(Stored data)
+-------+

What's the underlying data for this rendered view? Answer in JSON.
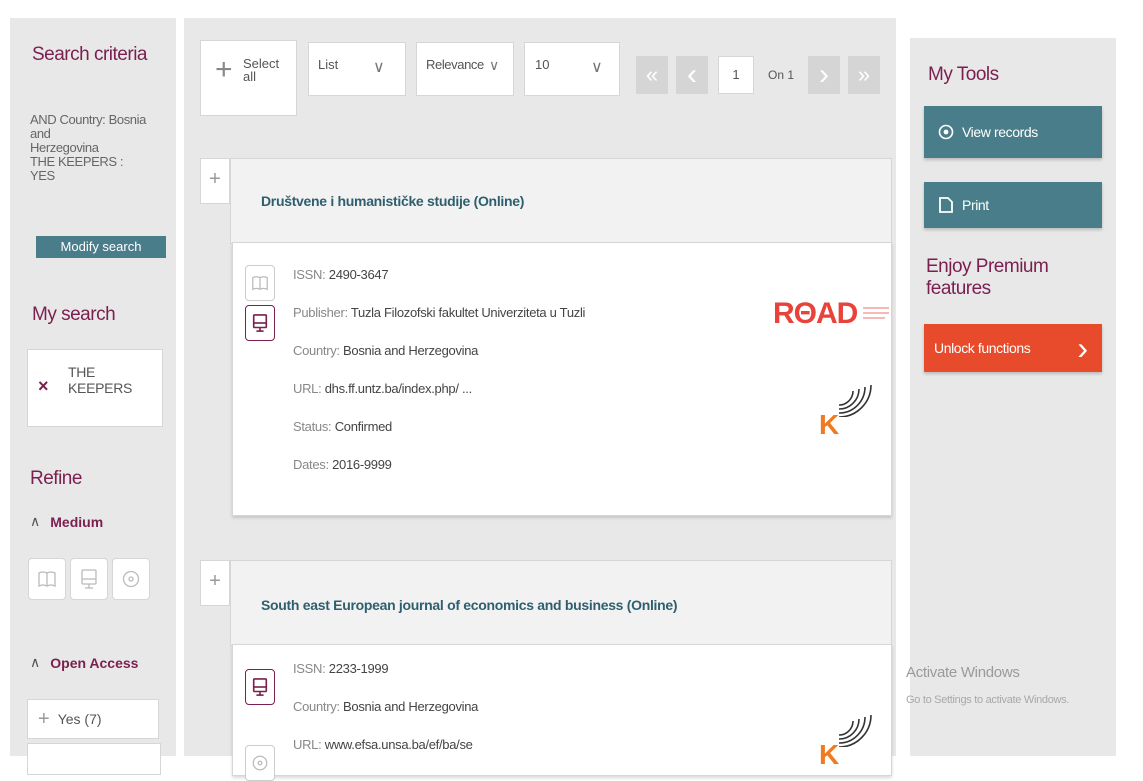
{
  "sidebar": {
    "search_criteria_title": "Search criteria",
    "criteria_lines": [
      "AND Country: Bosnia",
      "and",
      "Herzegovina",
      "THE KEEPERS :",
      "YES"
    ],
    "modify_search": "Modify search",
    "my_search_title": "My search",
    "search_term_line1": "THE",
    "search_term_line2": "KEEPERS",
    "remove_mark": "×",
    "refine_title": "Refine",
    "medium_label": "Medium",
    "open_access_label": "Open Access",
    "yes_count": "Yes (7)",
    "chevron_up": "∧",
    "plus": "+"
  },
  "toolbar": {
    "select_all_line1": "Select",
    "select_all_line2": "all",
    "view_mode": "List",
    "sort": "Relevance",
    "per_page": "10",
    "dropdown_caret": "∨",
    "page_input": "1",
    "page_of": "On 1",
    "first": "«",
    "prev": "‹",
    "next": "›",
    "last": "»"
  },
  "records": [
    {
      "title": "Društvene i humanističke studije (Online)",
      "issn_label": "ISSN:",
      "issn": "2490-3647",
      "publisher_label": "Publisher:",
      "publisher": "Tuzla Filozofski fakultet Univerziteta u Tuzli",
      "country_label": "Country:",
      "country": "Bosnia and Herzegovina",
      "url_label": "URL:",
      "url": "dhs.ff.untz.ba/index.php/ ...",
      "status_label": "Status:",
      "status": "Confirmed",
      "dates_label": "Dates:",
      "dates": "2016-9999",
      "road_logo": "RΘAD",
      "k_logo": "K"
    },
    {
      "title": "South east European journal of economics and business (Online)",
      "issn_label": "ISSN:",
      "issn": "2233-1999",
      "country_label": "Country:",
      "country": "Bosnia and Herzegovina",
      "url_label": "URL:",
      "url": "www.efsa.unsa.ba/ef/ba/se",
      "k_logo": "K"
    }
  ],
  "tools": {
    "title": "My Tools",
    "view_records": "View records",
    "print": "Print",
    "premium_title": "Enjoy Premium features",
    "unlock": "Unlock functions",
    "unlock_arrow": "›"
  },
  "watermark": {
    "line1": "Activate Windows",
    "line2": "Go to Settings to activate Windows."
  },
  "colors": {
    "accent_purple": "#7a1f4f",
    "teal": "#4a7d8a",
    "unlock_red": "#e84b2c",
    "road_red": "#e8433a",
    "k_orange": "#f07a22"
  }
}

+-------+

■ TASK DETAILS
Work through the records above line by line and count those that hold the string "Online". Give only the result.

■ RESULT BELOW
2